I have been frequenting a great site that I found a little while back called TotallyTortoise.com. There is some pretty good generic information on there that is helpful to any beginner keeper of chelonians. The page that I really like, however, is the Tortoise Blog. This site is pretty well-known so a lot of people get on and ask all sorts of questions. Honestly, many of the questions that I have read would be better posed to a veterinarian than to whomever happens to read and respond to a posting (and that's what I usually tell these folks--"Take your tortoise to a veterinarian").
Yesterday I came across a post from D who has a [beautiful] Golden Greek Tortoise. She asked three very good questions:
1.Is my tortoise getting fed properly?
2.Do I need to trim his nails and how?
3.Is shell flaking normal and should I use calcium supplement again?
Realizing that I haven't addressed the food issue for a while I will answer D's first question in this posting (her other questions I answered on the TotallyTortoise.com blog).
You mentioned that you might try feeding him spinach because some blogs said that it was okay while other listed it as a calcium inhibitor. Firstly, props for trying to research what your Greek Tortoise needs and being willing to do what it takes to take care of him. Secondly, don't give him spinach. The sources that have told me to not feed them spinach have, without exception, been more scholarly than those that deemed spinach to be safe. Here is a link to the best site that I have found so far on what to feed Mediterranean Tortoises (to which group Greek Tortoises belong). You will have to scroll down a bit to see the "Mediterranean Tortoises" section, but you will be pleased to find that it is the most extensive on the page.
Basically, a diet high in weeds and edible flowers is going to offer the variety of foods and nutrients that they both need and desire. Fruits are sparse in their natural habitat and should therefore be offered very sparingly (I don't feed Hector and Phoebe fruit more than once a month or so, and even then it will just be a bite or two) as they often cause diarrhea and can potentially cause more serious health problems. Dandelion greens and edible flowers form a large part of their diet during the winter when it's hard to come by a large variety of other weeds.
Here in the US, Whole Foods has been an excellent shopping location for Hector and Phoebe as they carry a large bundle of Dandelion Green and also small packages of edible flowers for only a few dollars each. We have learned that Hector and Phoebe don't really like rose petals too much (though they will each them a little less grudgingly one petal at a time by hand) but they love snap dragons and pansies. So, we bought some little seed packets, sowed some seeds in a planter, and now we have some sprouts. Hopefully within several weeks we will have something resembling flower buds starting to form (but I'm not a gardener, so we'll see what happens).
Occasionally we will feed Hector and Phoebe some regular lettuce or some tomato or squash. We'll even give them some oatmeal sometimes, but this is always either raw oats or just boiled in water. They never eat oatmeal from a package or with any kind of flavoring or sweetener on it--only raw or cooked in plain water.

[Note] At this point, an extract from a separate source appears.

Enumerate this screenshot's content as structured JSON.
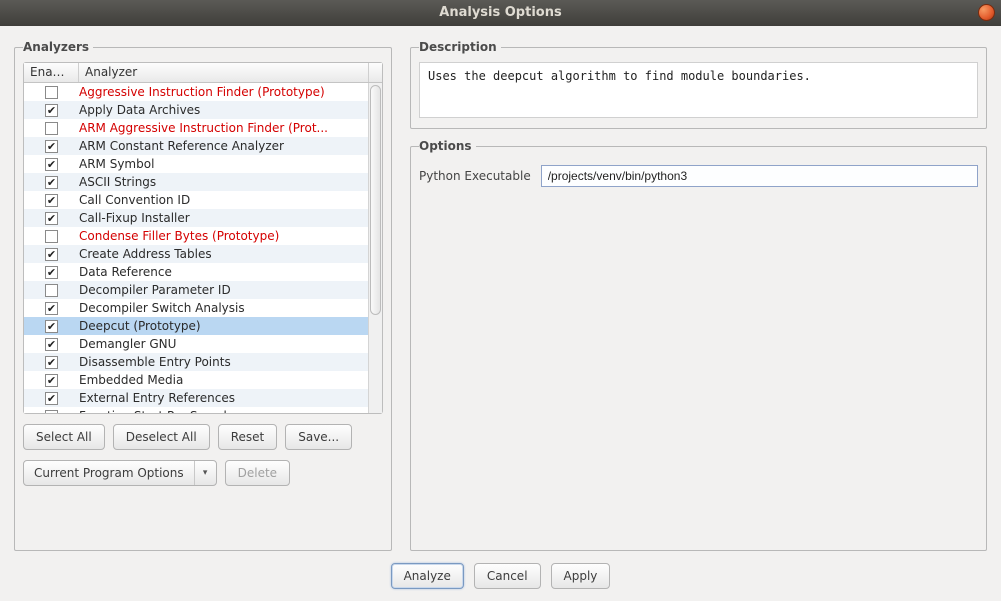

But we have even strayed away from this because they would not find oats in the wild (but it sure did make Delilah look funny when she ate it).
Well, D, I hope that I have answered your question about whether you're feeding your Greek Tortoise what he needs. Feel free to reply with any additional questions.